“The prime minister’s directive needs to mitigate risk of future viral epidemics both through improved enforcement of existing laws and effective judicial penalties for those who break them, but also through serious assessment of risk in relation to wildlife farms,” Rawson said.
So far, China is the only country to have implemented a nationwide ban on its US$74 billion wildlife industry in response to the pandemic, with individual local authorities enacting its own laws to follow the central government’s move. Wuhan, the initial epicenter of the coronavirus outbreak, was the most recent city to enforce the law, after similar moves in other hubs such as Shenzhen, which also decided to ban eating dog and cat meat.
But even so, experts remain cautious about its efficacy, pointing out that there are clear loopholes in the law for “non-food” purposes such as medicine and fur.
The Chinese health authorities have also issued contradictory advice promoting the use of a traditional Chinese medicine that contains bear bile, which has no proven effectiveness to fight the coronavirus.
These exemptions for non-food purposes and medicinal uses of wildlife means that e-commerce companies are finding it difficult to ensure compliance to the ban.
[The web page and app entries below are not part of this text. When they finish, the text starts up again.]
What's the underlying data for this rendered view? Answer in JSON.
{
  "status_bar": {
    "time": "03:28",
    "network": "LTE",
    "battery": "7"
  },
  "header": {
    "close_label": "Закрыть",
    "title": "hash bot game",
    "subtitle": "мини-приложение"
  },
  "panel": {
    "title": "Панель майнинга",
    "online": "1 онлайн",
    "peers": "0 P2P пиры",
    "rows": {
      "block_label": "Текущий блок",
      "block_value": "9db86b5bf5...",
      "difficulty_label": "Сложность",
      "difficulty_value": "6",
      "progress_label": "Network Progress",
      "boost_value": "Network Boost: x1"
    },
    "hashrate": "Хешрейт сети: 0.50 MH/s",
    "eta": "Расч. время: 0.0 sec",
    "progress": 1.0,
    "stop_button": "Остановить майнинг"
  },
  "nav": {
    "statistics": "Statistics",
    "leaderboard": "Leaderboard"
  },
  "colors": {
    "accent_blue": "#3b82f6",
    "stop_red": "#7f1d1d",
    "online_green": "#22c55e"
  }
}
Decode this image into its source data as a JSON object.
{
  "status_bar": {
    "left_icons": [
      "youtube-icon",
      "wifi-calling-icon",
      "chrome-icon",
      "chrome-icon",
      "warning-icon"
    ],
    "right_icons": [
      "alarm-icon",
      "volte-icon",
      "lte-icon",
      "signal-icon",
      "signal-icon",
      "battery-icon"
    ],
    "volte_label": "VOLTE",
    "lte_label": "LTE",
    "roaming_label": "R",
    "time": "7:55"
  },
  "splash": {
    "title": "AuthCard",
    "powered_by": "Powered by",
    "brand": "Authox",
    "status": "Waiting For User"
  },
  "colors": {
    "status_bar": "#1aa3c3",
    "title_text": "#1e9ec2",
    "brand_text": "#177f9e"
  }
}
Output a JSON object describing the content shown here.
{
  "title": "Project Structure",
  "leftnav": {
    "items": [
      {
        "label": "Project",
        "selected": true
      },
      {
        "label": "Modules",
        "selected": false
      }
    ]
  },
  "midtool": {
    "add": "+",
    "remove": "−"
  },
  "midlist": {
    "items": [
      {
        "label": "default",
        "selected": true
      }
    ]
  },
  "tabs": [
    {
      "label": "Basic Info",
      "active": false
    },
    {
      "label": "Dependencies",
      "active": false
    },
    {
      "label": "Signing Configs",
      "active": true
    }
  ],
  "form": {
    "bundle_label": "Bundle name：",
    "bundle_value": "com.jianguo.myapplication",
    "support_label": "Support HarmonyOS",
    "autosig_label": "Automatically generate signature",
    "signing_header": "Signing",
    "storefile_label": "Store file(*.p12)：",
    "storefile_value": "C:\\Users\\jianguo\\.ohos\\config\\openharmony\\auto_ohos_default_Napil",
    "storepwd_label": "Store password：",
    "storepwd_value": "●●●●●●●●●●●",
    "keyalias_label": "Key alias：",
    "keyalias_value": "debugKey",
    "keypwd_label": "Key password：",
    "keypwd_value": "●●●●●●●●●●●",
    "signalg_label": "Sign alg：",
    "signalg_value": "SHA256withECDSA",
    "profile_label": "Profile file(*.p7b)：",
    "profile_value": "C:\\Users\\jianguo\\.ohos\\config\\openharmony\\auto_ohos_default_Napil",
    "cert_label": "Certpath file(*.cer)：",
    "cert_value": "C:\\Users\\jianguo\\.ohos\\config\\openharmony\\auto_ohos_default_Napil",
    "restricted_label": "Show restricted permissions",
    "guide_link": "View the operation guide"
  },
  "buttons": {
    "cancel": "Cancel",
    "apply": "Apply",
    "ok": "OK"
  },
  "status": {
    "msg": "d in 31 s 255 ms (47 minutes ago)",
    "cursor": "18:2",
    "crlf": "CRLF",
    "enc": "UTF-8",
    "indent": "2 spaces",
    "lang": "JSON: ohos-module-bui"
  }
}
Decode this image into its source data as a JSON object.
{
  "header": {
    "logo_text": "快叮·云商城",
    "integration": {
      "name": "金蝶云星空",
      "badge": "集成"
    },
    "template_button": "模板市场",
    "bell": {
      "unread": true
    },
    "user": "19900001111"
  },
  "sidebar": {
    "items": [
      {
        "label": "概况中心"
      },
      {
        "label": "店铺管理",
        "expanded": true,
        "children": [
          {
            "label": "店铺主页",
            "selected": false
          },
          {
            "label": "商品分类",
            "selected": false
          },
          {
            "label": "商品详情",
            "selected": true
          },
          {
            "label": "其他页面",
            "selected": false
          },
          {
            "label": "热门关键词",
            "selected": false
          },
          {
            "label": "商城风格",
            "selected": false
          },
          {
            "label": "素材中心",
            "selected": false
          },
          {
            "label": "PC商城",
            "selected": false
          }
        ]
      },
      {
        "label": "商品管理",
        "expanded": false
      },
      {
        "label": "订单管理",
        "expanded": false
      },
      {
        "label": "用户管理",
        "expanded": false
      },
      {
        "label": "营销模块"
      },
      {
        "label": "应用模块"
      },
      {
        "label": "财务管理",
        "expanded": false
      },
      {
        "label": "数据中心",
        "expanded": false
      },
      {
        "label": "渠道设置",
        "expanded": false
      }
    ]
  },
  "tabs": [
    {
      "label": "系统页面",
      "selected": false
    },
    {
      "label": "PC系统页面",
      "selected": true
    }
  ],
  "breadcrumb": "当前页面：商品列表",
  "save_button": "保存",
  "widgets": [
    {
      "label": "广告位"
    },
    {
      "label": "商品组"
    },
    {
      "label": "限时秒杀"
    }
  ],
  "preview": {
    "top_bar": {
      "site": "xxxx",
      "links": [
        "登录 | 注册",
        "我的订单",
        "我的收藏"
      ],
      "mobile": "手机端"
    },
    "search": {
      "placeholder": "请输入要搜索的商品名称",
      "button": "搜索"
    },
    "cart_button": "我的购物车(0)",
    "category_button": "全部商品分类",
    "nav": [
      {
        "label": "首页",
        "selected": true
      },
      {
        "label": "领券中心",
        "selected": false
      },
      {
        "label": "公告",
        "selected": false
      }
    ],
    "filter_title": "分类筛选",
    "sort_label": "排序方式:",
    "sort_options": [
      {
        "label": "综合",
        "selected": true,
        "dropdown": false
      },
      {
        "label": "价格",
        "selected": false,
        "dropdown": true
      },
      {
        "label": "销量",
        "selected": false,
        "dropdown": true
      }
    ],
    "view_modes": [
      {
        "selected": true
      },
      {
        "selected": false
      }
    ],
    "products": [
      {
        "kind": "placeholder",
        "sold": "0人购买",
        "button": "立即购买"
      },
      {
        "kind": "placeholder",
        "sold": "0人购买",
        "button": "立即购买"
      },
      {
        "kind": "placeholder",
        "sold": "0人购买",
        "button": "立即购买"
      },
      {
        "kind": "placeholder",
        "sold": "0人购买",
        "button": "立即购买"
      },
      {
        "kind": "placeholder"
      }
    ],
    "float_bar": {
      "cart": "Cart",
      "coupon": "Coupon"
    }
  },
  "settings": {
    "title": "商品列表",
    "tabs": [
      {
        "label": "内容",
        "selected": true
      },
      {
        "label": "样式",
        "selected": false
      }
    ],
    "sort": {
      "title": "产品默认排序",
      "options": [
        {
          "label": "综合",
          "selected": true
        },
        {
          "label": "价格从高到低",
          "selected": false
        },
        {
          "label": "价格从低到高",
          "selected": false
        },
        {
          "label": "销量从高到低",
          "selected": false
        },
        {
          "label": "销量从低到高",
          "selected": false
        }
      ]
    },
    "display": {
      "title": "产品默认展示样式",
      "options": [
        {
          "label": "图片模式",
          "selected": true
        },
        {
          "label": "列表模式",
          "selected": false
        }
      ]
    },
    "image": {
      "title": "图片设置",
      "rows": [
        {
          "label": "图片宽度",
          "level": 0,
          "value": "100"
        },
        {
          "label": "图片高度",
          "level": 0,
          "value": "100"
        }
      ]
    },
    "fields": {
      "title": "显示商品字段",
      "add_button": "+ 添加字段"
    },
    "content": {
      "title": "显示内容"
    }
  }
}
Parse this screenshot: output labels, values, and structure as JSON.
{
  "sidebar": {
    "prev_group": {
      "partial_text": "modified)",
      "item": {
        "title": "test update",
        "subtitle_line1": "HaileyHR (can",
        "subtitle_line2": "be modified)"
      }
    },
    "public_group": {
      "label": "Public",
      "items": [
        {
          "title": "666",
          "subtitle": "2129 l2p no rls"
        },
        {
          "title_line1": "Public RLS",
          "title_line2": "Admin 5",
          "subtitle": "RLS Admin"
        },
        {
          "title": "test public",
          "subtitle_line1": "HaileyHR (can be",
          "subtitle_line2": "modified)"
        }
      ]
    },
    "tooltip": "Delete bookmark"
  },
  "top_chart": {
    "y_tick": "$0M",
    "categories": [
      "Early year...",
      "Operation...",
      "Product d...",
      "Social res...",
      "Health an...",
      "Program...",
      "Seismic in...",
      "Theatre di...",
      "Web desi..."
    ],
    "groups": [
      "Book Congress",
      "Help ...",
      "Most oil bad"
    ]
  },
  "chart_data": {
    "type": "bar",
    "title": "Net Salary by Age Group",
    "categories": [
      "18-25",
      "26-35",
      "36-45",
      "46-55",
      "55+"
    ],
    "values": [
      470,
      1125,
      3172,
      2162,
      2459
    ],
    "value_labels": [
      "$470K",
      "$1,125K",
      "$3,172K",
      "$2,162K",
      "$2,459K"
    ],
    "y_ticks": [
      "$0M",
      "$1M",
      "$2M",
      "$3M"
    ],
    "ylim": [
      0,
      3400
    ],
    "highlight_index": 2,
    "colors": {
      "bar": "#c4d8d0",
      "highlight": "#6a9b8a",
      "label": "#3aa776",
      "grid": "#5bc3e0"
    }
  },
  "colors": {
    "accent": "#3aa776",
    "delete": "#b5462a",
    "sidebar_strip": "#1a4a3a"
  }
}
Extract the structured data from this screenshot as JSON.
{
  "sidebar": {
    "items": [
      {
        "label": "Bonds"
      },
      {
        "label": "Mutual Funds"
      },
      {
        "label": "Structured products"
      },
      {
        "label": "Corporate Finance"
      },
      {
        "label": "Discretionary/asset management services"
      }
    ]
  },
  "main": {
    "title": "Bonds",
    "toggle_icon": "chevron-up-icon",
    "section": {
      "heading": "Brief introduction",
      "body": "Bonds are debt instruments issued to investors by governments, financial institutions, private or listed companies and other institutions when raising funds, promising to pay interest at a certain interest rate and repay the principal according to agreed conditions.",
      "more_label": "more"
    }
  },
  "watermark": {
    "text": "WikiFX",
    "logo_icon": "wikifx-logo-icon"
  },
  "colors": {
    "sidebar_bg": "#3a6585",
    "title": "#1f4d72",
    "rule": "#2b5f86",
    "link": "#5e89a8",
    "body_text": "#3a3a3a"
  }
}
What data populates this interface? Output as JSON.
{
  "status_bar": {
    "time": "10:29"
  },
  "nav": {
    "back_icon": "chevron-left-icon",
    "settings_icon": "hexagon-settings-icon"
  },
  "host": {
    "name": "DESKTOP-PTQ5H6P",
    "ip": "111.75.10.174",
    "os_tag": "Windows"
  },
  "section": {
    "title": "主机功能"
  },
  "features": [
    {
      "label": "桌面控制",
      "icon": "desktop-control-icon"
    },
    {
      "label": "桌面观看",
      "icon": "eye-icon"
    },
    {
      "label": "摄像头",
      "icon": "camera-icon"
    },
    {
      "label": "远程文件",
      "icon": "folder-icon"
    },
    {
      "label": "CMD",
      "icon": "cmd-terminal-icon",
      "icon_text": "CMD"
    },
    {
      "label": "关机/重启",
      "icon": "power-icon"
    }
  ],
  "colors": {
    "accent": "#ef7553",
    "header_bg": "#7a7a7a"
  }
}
Wildlife products that are falsely advertised for traditional medicinal uses online often slip through the net.
Failing to fully crack down on the wildlife trade for all purposes will make it difficult to eliminate the risk of another public health threat, the inhumane practices of the trade and the major ecological disturbances it is responsible for.
Read our earlier news coverage of Covid-19 here.
Lead image courtesy of Thanarak Khunton / Bangkok Post.